Skip to main content
(Southern Counties) | pglynn@sandler.com
 

This website uses cookies to offer you a better browsing experience.

Customer Relationships

It might seem a strange question. Whoever is responsible for your sales is looking after all your clients. Or client services are. Or somebody trustworthy in your organisation. However, for many that’s not quite the case.

 

I spend a lot of time explaining to my clients why they should be very slow in sending proposals. The few times I have fallen in the trap have all been disastrous.  

While it may seem pessimistic, having a plan for dealing with a client’s departure is sound advice when it comes to maintaining business and clients. We spend so much time building solid, trusting relationships with clients that it can come as quite a blow when news hits that your client contact announces they’re leaving their current position.

Providing excellent customer service is the best way to generate new business. Here are 15 ways to undermine your business with poor service.

There is often a dilemma with small and growing businesses - they get busy servicing clients, neglect looking for new clients, then end up panicking and looking around for work. It can be a vicious circle – being needy does not leave you in the best mindset to build your client base with the ‘right’ sort of clients.

Do you sometimes think that some people seem to be “lucky” and work drops onto their plate? Do you wish that your phone would ring with new customers more often – as it seems like your friends phones do?

A mistake too many salespeople make is not keeping in touch with former clients. It’s not uncommon for past clients to come to a point where they need your product or service again but don’t remember how to get in touch with you. They are more likely to have your competitors’ information handy.

(Your competitors are still calling on your client even though you are not).

A prospect has agreed to meet with you and indicated they are genuinely interested in your product or service. You arrive at the meeting and spend 40 minutes with the prospect sharing how your product can solve their problems, which they've just shared with you. They are very impressed with you and all the features and benefits that you've shared... They're happy with the delivery timelines, the after sales service that will be provided and once you send the proposal with the price they're sure they can get the rest of the committee to agree to move forward

If your sales objective is to make the sale regardless, get the biggest order possible and structure the best deal for your company, then your entire focus is really on you.

As a sales trainer with Sandler Training, I spend a lot of time talking to my clients and I get paid to work with them in four areas of their business: Strategy, Structure, Staff and Skills. Because I spend hours talking to them, I learn quite a bit.
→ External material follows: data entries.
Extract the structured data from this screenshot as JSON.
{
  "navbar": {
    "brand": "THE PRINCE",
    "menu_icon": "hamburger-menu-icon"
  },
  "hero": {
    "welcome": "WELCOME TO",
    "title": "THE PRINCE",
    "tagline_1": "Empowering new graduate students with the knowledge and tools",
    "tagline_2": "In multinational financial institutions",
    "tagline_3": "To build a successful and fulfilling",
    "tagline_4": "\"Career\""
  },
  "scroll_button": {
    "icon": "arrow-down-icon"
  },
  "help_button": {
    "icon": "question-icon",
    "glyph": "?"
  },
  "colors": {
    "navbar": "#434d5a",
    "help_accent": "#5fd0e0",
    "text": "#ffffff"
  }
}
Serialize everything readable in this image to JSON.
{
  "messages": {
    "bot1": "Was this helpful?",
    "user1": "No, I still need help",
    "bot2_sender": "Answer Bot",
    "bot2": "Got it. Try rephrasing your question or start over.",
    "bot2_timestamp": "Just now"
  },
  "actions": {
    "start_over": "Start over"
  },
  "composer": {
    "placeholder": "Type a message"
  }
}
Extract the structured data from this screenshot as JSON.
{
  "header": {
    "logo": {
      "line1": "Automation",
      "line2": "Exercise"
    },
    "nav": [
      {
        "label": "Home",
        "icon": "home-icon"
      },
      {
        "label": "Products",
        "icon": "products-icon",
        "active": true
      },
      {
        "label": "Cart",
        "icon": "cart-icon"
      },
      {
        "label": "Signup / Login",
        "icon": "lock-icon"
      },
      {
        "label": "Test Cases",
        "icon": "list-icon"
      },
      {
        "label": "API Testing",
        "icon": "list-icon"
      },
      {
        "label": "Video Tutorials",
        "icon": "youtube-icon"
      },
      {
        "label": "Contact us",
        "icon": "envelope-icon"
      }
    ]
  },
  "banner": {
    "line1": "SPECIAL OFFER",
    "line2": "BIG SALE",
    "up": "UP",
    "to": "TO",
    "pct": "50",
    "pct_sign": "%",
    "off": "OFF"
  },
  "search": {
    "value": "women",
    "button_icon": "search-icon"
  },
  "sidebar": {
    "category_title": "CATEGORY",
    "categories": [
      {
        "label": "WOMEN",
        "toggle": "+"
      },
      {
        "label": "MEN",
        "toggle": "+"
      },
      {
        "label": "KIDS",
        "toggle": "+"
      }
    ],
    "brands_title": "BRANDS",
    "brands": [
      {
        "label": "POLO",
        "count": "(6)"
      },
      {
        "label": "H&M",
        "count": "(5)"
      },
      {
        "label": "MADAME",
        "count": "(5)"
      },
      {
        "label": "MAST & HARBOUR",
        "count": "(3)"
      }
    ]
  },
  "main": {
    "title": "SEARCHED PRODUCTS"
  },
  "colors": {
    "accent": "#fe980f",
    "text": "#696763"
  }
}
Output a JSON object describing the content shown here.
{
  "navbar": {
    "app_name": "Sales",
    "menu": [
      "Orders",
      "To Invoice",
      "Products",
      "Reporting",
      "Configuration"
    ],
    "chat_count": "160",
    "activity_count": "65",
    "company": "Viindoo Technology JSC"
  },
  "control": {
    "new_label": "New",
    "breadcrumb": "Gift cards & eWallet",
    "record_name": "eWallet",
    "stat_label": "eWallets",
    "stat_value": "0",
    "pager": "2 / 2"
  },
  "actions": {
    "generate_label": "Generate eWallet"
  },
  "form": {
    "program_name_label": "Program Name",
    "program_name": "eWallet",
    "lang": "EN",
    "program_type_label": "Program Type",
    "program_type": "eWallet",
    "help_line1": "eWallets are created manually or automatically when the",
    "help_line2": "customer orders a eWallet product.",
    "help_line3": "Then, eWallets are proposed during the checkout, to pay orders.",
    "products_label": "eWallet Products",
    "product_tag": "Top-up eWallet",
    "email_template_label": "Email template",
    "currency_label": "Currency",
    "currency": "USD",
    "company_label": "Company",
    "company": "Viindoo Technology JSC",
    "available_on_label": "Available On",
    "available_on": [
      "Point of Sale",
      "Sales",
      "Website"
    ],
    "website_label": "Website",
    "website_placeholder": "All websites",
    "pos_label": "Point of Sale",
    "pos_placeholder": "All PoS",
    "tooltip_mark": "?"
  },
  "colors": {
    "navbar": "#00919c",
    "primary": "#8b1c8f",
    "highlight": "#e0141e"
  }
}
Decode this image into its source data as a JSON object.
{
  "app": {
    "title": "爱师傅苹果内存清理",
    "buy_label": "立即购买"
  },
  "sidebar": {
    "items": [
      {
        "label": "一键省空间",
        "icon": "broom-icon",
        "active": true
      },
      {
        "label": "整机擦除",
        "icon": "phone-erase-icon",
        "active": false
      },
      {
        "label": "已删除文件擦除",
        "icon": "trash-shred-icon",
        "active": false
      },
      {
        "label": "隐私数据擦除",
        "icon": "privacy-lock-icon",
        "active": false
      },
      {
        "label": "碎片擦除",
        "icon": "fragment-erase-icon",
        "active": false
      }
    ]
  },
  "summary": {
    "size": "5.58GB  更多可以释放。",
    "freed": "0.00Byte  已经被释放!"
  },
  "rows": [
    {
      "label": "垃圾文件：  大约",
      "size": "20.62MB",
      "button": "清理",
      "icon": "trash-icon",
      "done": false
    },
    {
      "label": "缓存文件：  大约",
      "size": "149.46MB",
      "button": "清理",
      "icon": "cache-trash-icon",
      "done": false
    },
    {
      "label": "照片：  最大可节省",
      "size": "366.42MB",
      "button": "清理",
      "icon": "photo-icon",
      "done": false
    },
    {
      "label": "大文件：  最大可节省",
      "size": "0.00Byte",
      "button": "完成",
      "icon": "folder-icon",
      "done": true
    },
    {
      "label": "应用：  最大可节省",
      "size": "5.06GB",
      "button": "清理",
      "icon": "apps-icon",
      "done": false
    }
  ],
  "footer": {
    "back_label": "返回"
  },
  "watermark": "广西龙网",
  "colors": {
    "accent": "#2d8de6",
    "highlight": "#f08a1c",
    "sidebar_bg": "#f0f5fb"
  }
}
And despite that fact, they still manage to surprise me with the questions they ask me.

Imagine walking into a prospect’s office and having him or her say, “I have a problem. There is a monkey on my back and I want to make it yours.” Any normal person would know better than to say, “Great, toss that over here and let me add that to the monkeys I am already working with.” As a sales coach, I spend time with quite a few people who have big monkey collections. They have accepted that their prospects and clients’ problems are actually theirs. Unfortunately, these monkey collections have some predictable consequences.